▶ ACTION ITEM: Keep only the lines that hold the string "Bestands", filtering out the rest of the entries below.

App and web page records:
━━━━━━

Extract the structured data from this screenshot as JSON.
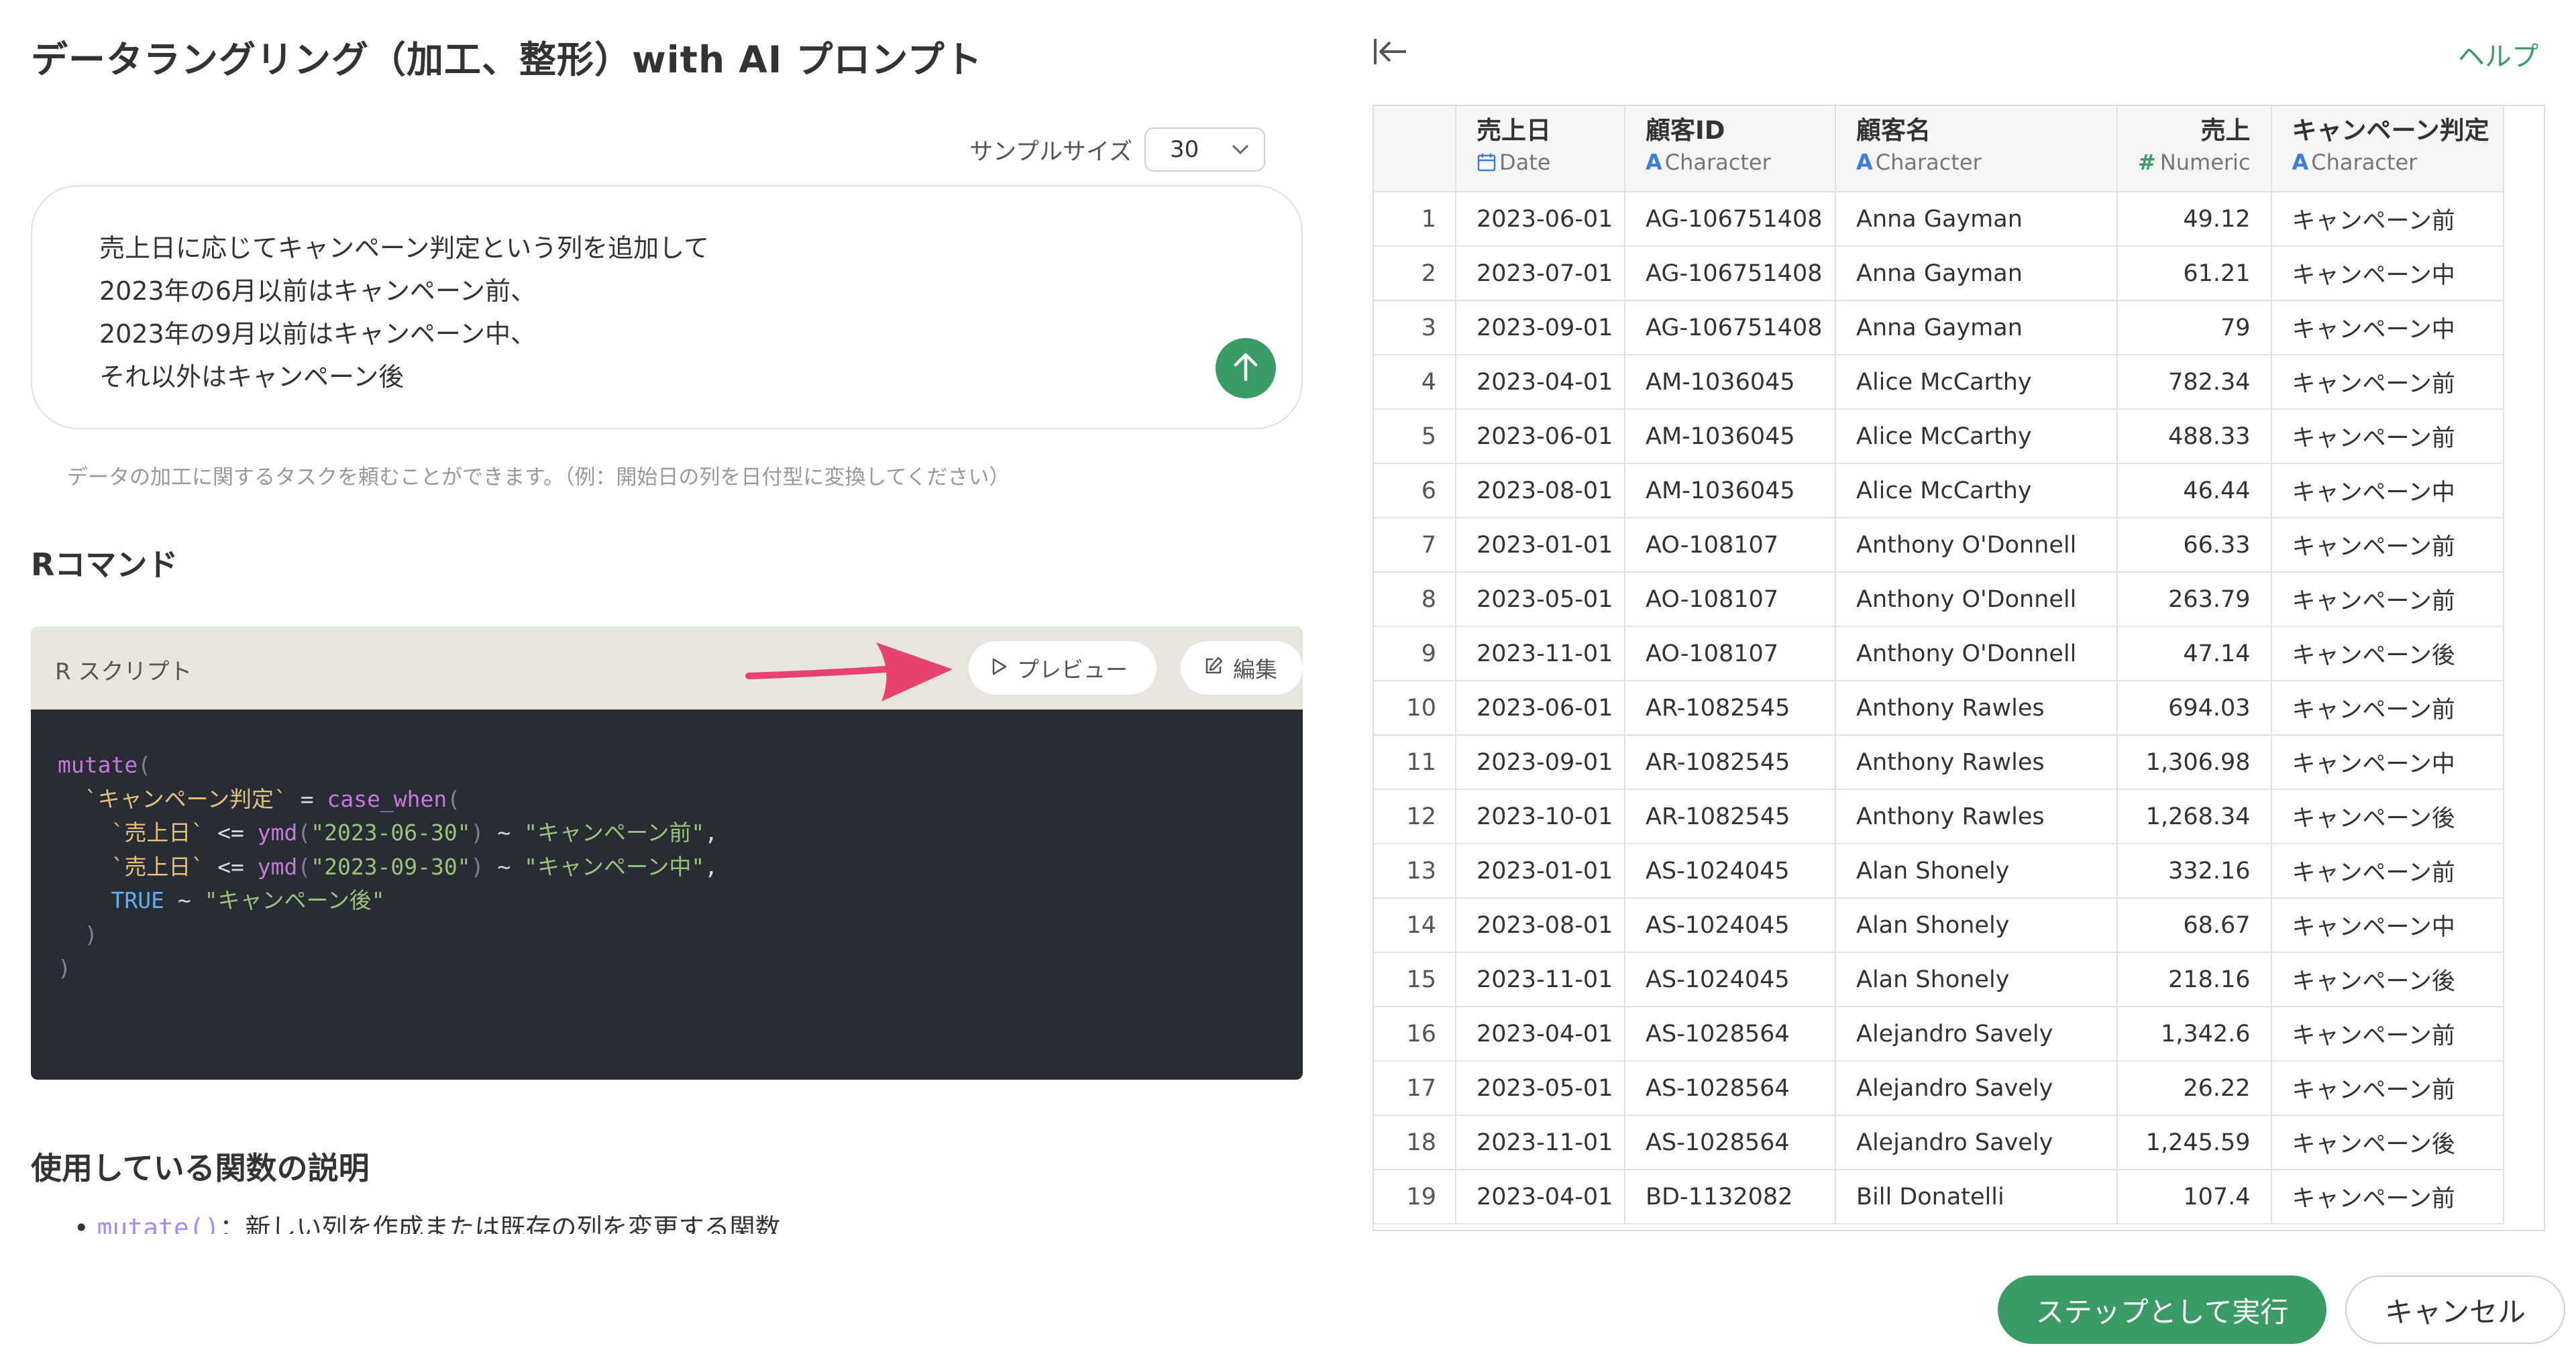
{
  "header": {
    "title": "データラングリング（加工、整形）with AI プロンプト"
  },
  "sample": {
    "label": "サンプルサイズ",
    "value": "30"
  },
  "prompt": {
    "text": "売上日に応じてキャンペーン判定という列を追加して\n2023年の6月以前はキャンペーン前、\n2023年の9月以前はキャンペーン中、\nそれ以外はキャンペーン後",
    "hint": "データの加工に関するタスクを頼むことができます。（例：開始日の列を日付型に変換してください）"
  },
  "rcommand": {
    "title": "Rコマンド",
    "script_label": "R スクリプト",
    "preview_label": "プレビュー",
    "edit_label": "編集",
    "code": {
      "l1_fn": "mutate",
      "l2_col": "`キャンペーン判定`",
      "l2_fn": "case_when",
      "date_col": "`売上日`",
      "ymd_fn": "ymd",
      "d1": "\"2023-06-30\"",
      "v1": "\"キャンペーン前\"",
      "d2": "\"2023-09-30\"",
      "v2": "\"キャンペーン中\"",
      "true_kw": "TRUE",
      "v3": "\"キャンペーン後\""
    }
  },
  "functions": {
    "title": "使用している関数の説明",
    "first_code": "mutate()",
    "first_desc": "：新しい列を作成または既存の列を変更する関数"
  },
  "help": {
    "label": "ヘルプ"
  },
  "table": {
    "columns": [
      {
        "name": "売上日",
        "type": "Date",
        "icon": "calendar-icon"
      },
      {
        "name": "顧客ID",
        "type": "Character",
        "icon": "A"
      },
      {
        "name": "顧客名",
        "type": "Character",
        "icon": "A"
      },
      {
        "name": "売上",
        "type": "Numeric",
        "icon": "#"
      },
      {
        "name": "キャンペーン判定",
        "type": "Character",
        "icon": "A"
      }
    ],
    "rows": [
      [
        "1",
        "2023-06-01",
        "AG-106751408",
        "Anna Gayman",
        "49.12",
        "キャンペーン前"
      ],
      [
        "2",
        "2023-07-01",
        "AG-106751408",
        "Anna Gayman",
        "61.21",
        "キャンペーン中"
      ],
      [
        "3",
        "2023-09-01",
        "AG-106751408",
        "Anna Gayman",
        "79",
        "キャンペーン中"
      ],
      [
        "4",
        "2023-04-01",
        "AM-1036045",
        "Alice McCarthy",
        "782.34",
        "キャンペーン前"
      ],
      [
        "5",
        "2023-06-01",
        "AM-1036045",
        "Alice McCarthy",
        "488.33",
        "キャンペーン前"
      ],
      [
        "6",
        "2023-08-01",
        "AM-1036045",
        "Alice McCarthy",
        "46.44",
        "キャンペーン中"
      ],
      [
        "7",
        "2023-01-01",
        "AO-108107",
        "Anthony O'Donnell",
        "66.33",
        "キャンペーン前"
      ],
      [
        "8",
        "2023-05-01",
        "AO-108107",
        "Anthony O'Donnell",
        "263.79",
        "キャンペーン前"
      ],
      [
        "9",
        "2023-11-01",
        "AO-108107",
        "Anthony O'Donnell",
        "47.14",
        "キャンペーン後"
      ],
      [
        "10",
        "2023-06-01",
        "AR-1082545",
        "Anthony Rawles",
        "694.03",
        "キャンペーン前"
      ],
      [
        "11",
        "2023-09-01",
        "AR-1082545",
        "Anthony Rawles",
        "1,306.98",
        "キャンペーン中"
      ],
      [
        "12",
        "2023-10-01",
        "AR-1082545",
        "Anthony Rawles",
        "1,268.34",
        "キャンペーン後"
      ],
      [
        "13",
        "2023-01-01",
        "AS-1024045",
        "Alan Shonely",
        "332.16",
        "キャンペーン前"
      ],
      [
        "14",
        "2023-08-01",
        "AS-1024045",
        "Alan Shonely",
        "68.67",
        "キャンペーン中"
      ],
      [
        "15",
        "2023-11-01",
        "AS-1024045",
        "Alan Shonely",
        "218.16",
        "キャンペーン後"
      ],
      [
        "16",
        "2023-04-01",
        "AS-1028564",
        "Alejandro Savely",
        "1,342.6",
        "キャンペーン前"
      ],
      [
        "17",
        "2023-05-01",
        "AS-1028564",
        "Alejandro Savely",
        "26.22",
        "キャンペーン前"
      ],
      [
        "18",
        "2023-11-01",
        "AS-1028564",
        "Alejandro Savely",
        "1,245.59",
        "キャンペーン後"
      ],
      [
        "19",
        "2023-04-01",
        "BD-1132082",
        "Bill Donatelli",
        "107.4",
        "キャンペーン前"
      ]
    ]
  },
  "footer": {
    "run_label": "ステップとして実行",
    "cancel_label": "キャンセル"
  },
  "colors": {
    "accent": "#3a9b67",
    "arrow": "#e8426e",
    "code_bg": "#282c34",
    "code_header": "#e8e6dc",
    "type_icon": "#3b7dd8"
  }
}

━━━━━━

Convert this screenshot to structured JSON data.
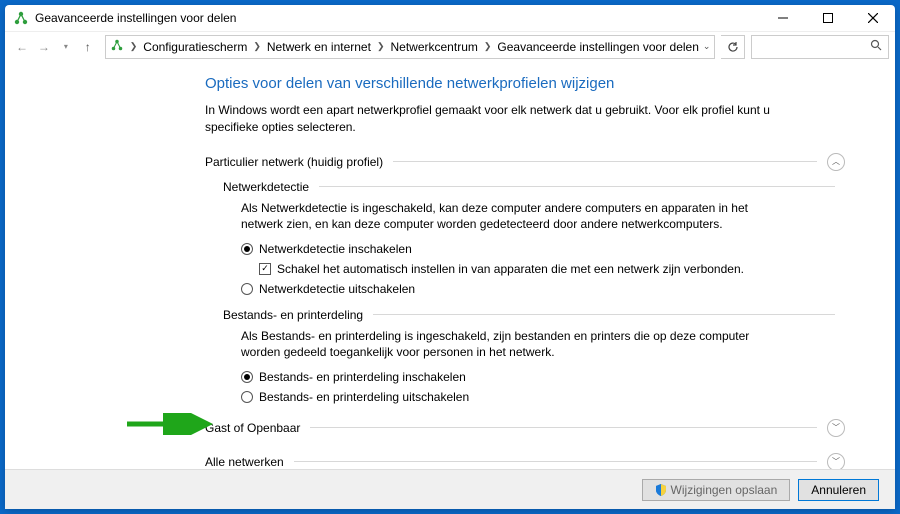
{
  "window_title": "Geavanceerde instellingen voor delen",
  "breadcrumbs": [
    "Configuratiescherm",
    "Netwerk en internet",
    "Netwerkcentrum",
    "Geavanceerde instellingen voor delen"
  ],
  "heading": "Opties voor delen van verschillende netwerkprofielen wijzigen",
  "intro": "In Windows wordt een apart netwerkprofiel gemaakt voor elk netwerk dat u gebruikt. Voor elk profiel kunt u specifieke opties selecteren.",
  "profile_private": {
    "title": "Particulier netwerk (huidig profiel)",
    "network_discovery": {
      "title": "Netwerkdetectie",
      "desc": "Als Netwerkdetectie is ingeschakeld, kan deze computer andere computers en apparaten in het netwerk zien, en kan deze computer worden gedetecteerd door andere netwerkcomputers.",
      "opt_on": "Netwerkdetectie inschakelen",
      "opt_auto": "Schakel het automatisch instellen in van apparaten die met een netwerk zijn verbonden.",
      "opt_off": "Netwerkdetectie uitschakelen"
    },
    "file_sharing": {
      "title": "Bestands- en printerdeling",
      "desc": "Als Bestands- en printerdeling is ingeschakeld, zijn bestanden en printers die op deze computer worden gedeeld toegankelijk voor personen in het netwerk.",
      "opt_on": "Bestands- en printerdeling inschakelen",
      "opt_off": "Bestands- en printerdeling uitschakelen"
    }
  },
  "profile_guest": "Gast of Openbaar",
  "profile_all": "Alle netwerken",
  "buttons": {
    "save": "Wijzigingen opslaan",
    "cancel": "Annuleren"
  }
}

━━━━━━

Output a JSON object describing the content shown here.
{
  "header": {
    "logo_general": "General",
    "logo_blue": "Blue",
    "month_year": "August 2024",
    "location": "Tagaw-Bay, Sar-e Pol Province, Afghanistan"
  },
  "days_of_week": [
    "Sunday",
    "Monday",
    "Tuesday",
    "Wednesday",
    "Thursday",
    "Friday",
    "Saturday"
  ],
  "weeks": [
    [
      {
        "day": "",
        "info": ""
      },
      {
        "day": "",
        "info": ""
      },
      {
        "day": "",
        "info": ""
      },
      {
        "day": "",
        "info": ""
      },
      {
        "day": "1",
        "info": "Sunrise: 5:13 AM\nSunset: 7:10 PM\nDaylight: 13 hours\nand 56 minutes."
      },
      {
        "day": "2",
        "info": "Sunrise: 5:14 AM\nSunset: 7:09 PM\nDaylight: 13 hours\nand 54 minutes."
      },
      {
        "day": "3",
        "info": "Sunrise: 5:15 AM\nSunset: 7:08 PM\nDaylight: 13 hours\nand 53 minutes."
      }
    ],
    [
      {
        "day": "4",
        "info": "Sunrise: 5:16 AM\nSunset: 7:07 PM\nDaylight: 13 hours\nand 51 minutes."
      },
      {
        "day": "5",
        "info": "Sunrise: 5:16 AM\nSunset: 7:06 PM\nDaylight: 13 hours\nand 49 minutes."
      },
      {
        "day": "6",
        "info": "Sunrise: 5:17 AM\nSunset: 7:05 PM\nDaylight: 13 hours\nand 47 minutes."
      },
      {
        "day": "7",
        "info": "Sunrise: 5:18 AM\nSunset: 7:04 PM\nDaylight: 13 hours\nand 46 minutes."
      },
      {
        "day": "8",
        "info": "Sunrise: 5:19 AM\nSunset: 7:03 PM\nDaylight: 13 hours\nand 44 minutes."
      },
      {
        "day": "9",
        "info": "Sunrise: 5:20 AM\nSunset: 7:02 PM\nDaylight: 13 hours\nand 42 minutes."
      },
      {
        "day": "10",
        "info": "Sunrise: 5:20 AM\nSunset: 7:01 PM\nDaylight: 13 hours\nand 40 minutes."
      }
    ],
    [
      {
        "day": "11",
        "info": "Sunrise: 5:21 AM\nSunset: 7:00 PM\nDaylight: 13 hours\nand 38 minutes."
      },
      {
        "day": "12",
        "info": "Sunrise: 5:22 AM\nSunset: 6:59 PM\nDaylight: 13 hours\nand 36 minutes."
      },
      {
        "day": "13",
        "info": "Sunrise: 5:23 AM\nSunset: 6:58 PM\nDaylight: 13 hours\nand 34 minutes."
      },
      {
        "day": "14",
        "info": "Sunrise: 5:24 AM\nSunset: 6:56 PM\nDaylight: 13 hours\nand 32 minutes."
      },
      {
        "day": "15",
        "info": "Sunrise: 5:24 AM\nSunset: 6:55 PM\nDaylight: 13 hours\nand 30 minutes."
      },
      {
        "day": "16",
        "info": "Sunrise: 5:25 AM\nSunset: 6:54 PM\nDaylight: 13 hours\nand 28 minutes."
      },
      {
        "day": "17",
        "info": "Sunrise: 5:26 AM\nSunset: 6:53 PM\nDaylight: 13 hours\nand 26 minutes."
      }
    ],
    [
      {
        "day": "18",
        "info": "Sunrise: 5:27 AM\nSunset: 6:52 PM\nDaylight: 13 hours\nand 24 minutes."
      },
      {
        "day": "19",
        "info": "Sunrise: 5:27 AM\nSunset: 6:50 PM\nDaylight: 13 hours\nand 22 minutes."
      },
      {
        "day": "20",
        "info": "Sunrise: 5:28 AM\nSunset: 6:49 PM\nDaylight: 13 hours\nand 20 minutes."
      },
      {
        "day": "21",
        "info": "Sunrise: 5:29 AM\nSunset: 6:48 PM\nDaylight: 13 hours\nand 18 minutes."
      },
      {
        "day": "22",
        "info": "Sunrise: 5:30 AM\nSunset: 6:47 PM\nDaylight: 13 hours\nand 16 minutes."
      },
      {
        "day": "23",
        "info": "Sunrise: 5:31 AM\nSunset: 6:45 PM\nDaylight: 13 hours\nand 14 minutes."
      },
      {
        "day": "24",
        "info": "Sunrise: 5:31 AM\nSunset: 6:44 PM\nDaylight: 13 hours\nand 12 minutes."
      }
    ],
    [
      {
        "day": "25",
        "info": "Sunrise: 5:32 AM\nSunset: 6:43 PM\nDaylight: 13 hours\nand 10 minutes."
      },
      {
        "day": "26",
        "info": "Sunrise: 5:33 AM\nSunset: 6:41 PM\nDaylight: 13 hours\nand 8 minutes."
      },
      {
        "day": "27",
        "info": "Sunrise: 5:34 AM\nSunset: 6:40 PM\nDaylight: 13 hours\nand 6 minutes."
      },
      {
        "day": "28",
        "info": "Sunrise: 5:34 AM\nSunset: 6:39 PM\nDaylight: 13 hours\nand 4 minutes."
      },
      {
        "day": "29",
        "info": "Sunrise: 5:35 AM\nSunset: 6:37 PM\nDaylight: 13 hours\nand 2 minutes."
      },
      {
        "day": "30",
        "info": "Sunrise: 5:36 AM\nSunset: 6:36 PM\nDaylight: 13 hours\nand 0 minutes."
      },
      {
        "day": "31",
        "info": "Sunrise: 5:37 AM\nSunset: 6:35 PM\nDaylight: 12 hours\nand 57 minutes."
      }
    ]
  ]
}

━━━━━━

▶ WRITTEN REPLY:
      "title": "Bestands- en printerdeling",
      "desc": "Als Bestands- en printerdeling is ingeschakeld, zijn bestanden en printers die op deze computer worden gedeeld toegankelijk voor personen in het netwerk.",
      "opt_on": "Bestands- en printerdeling inschakelen",
      "opt_off": "Bestands- en printerdeling uitschakelen"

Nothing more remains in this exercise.